Date(s) - Wednesday, January 29, 2020
12:10 pm - 2:00 pm
Room SS2102, Sidney Smith Building, 100 St. George Street
100 St. George Street
Hilary Cunningham, Associate Professor, Department of Anthropology, University of Toronto
Abstract: Hilary Cunningham (Scharper) is an anthropologist and Canadian novelist working at the intersections of ethnography and fiction. In this talk she discusses her creative writing in relation to anthropocentric forms of research; the challenges of institutional prejudices; and posthumanist yearnings for forms of research which re-position humans and nonhumans in mutually-flourishing ways.
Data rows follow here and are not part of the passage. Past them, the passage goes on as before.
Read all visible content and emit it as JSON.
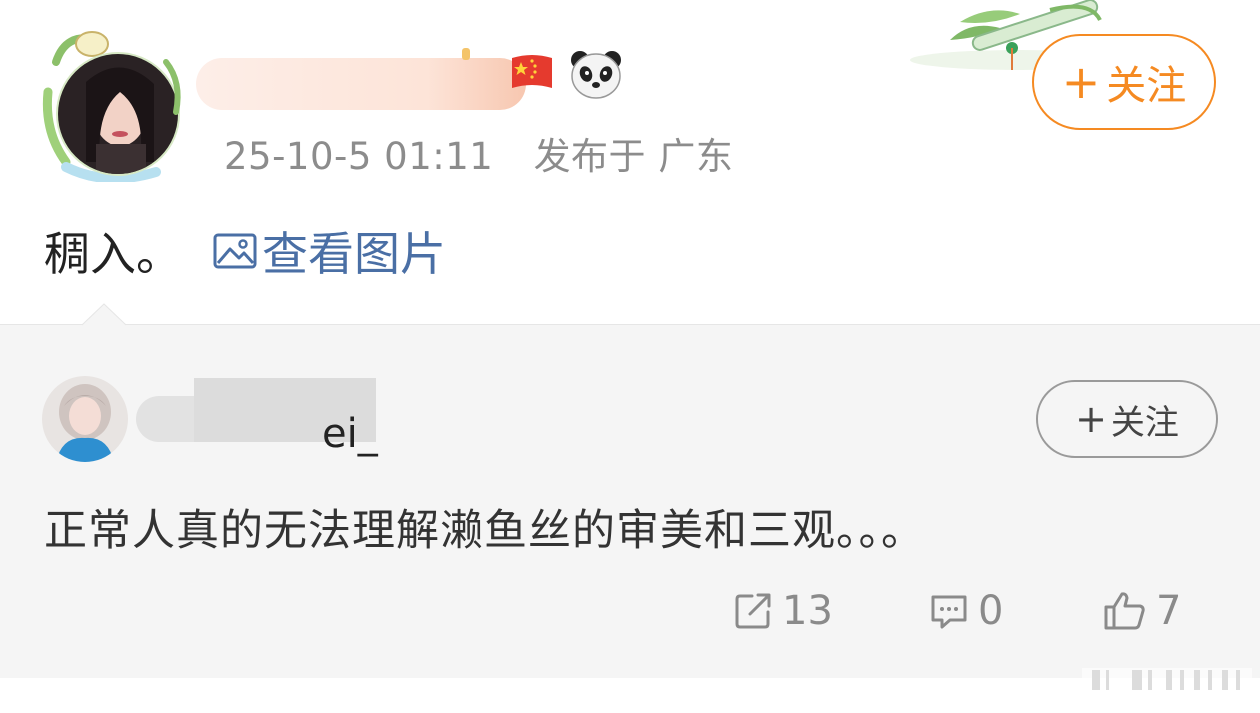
{
  "post": {
    "timestamp": "25-10-5 01:11",
    "location": "发布于 广东",
    "body_text": "稠入。",
    "view_image_link": "查看图片",
    "follow_button": {
      "plus": "+",
      "label": "关注"
    }
  },
  "reply": {
    "name_visible_fragment": "ei_",
    "text": "正常人真的无法理解濑鱼丝的审美和三观。。。",
    "follow_button": {
      "plus": "+",
      "label": "关注"
    },
    "actions": {
      "share_count": "13",
      "comment_count": "0",
      "like_count": "7"
    }
  },
  "icons": {
    "flag": "china-flag-icon",
    "panda": "panda-icon",
    "image": "image-icon",
    "share": "share-icon",
    "comment": "comment-icon",
    "like": "thumbs-up-icon"
  },
  "colors": {
    "accent_orange": "#f58a22",
    "link_blue": "#4a6fa5",
    "meta_gray": "#8c8c8c",
    "card_bg": "#f5f5f5"
  }
}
Brief Bio: Hilary Cunningham (Scharper) is a cultural anthropologist and a Canadian novelist. Her academic work centers on boundary-making as a multi-faceted encounter with “nature”—one which ultimately generates certain types of human-nature interactions while excluding or marginalizing other kinds. Because “borders” can encompass geophysical spaces, metaphysical categories, ecological zones, as well as human and non-human actors, Hilary focuses on “nature” itself as a kind of borderscape. Her current research on animal sanctuaries develops this approach through the concept of “gated ecologies,” i.e., nature-borderscapes in which human and nonhuman marginalization (and destruction) unfold as a contingent, interconnected reality.
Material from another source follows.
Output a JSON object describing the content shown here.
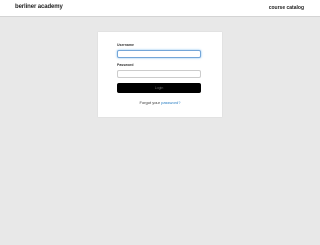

Hilary also publishes literary fiction and is associated with a newly-minted subgenre of the Gothic called the “ecoGothic.” Literary scholars have described this as a “more ecologically aware Gothic,” attuned to the spaces of “dark nature” and the roles which human fear and ambivalence play in shaping responses to the agency of the natural world. Hilary’s current creative work engages with sentient landscapes and plays with the idea that dwelling in a sentient world also entails hauntings.
At present she is conducting SSHRC-funded ethnographic research at several animal sanctuaries located in southern Arizona near the US-Mexico border; co-editing a book on Sustainability and the Sacred; and is exploring/theorizing the role of terror and fear toward the natural world in relation to compassion and creation care.